So you are in my japanese history class and i noticed you day one, but the more and more i see you the more i would like to get to know you. Ive been making futile efforts to sit next to you for the past few weeks and succeeded twice (actually once you sat next to me it was exciting). For some reason i have a hard time saying anything around you, once i commented on our quirky professor consistently popped collars and today i ‘woke you up’ from your mid-class doze. I would love to talk to you sometime maybe over coffee, i hear thats what kids are doing these days. Anywho you probably wont read this so sucks to be me, maybe ill have to pluck up the courage to talk to you.

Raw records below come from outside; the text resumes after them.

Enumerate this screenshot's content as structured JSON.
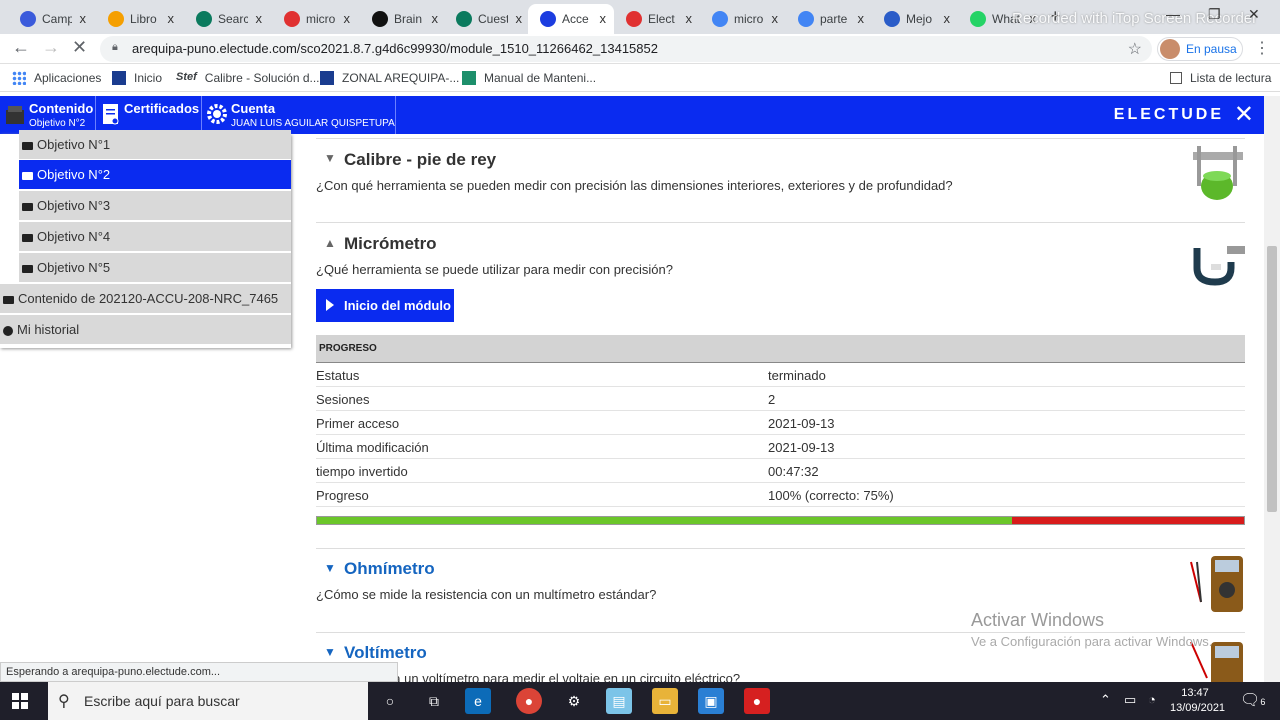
{
  "browser": {
    "tabs": [
      {
        "title": "Camp",
        "color": "#3b5bdb"
      },
      {
        "title": "Libro",
        "color": "#f59f00"
      },
      {
        "title": "Searc",
        "color": "#0b7a5e"
      },
      {
        "title": "micro",
        "color": "#e03131"
      },
      {
        "title": "Brain",
        "color": "#111111"
      },
      {
        "title": "Cuest",
        "color": "#0b7a5e"
      },
      {
        "title": "Acce",
        "color": "#1c3de0"
      },
      {
        "title": "Elect",
        "color": "#e03131"
      },
      {
        "title": "micro",
        "color": "#4285f4"
      },
      {
        "title": "parte",
        "color": "#4285f4"
      },
      {
        "title": "Mejo",
        "color": "#2a5cc8"
      },
      {
        "title": "What",
        "color": "#25d366"
      }
    ],
    "tab_close": "x",
    "new_tab": "+",
    "recorder_overlay": "Recorded with iTop Screen Recorder",
    "url": "arequipa-puno.electude.com/sco2021.8.7.g4d6c99930/module_1510_11266462_13415852",
    "profile_status": "En pausa",
    "bookmarks": [
      {
        "label": "Aplicaciones"
      },
      {
        "label": "Inicio"
      },
      {
        "label": "Calibre - Solución d..."
      },
      {
        "label": "ZONAL AREQUIPA-..."
      },
      {
        "label": "Manual de Manteni..."
      }
    ],
    "reading_list": "Lista de lectura",
    "status_text": "Esperando a arequipa-puno.electude.com..."
  },
  "app": {
    "nav": [
      {
        "title": "Contenido",
        "subtitle": "Objetivo N°2"
      },
      {
        "title": "Certificados",
        "subtitle": ""
      },
      {
        "title": "Cuenta",
        "subtitle": "JUAN LUIS AGUILAR QUISPETUPA"
      }
    ],
    "brand": "ELECTUDE",
    "close": "✕",
    "sidebar": [
      {
        "label": "Objetivo N°1"
      },
      {
        "label": "Objetivo N°2"
      },
      {
        "label": "Objetivo N°3"
      },
      {
        "label": "Objetivo N°4"
      },
      {
        "label": "Objetivo N°5"
      },
      {
        "label": "Contenido de 202120-ACCU-208-NRC_7465"
      },
      {
        "label": "Mi historial"
      }
    ],
    "modules": [
      {
        "title": "Calibre - pie de rey",
        "desc": "¿Con qué herramienta se pueden medir con precisión las dimensiones interiores, exteriores y de profundidad?",
        "color": "#666666",
        "icon": "caliper-icon"
      },
      {
        "title": "Micrómetro",
        "desc": "¿Qué herramienta se puede utilizar para medir con precisión?",
        "color": "#666666",
        "icon": "micrometer-icon"
      },
      {
        "title": "Ohmímetro",
        "desc": "¿Cómo se mide la resistencia con un multímetro estándar?",
        "color": "#1565c0",
        "icon": "multimeter-icon"
      },
      {
        "title": "Voltímetro",
        "desc": "¿Cómo se usa un voltímetro para medir el voltaje en un circuito eléctrico?",
        "color": "#1565c0",
        "icon": "voltmeter-icon"
      }
    ],
    "start_button": "Inicio del módulo",
    "progress": {
      "header": "PROGRESO",
      "rows": [
        {
          "k": "Estatus",
          "v": "terminado"
        },
        {
          "k": "Sesiones",
          "v": "2"
        },
        {
          "k": "Primer acceso",
          "v": "2021-09-13"
        },
        {
          "k": "Última modificación",
          "v": "2021-09-13"
        },
        {
          "k": "tiempo invertido",
          "v": "00:47:32"
        },
        {
          "k": "Progreso",
          "v": "100% (correcto: 75%)"
        }
      ],
      "correct_fraction": 0.75
    }
  },
  "windows": {
    "activate_title": "Activar Windows",
    "activate_sub": "Ve a Configuración para activar Windows.",
    "search_placeholder": "Escribe aquí para buscar",
    "time": "13:47",
    "date": "13/09/2021",
    "notifications": "6"
  }
}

Cute, right? Read the latest Berkeley Missed Connections here, or bookmark your own city’s.
Today, Boing Boing featured a post about a “Gender Analyzer” algorithm created to determine whether a blog was written by a man or a woman.
Gender Analyzer allows you to enter the URL of any blog, and through AI, makes a guess about the gender of the blogger. To my indignation, Gender Analyzer thought that exploring berkeley was written by a man. In fairness, this could have something to do with the fact that my most previous post contained phrases like “drafted in the NFL”, “loud explosion”, and “Sports Illustrated”. When I tried Natalie’s and Michael’s old blogs, which are based around baking and technology, respectively, Gender Analyzer was spot-on.
Gender Analyzer was created using a website called uClassify, built by a three-person team in Sweden; the people behind uClassify are endeavoring to bring classification tools to the public for free under a Creative Commons license.
“We find it enormously exciting to see what happens when a tool for creativity is given to the community. We hope to see all kinds of beyond-our-imagination classifiers and incredible web applications being built around the API.”
Jon Kågström, Emil Kågström, and Roger Karlsson,
the uClassify team
(I include this quote partially because it ties in to a future post I will link to about the Free Culture Conference 2008 I attended a few weeks ago, but another part of me just likes to see the cool rings and umlauts in their Swedish names.)
Absolutely anyone with an interest in classification can build their own analysis tool on uClassify’s website. Another popular application of uClassify’s technology is the Typealyzer, which claims to determine the blog author’s Meyers-Briggs personality type. At the risk of turning this post into the blogging equivalent of a pimped-out MySpace page or over-apped Facebook profile, this is apparently what my brain looks like when I blog for you.
I won’t paste the full analysis here, but you can go to Typealyzer yourself to see the alleged inner psychological workings of me and other bloggers. Here’s a taster, though: ISTPs, which based on my blog I can apparently count myself amongst, “enjoy adventure and risk” and should have future professions “driving race cars or working as policemen and firefighters”.
I’ve written a few times before about my marketing internship at TigerLogic, a San Jose-based tech company with a new product called ChunkIt! that’s making waves with its unique approach to finding information on the Internet.
Sometimes, it’s hard for me to verbally explain how ChunkIt! extracts your search terms by previewing links. I suppose it’s actually one of those things that is easier done than said. But this month, a few people at the office made this new paper animation video as a tactile explanation of the ChunkIt! process:
The narrator is my friend and fellow intern Brian, while the hands in the video are my boss Jeff, the Marketing VP. The paper animation method they used is pretty creative; it combines visual, auditory, and tactile learning all in one. I liked the appealingly cheesy sound effects, and I think Brian and Jeff do a good job of explaining how our product works without being overwhelmingly technical.
As someone who isn’t necessarily as familiar with how ChunkIt! works as our intern team is, what do you think about Brian and Jeff’s video?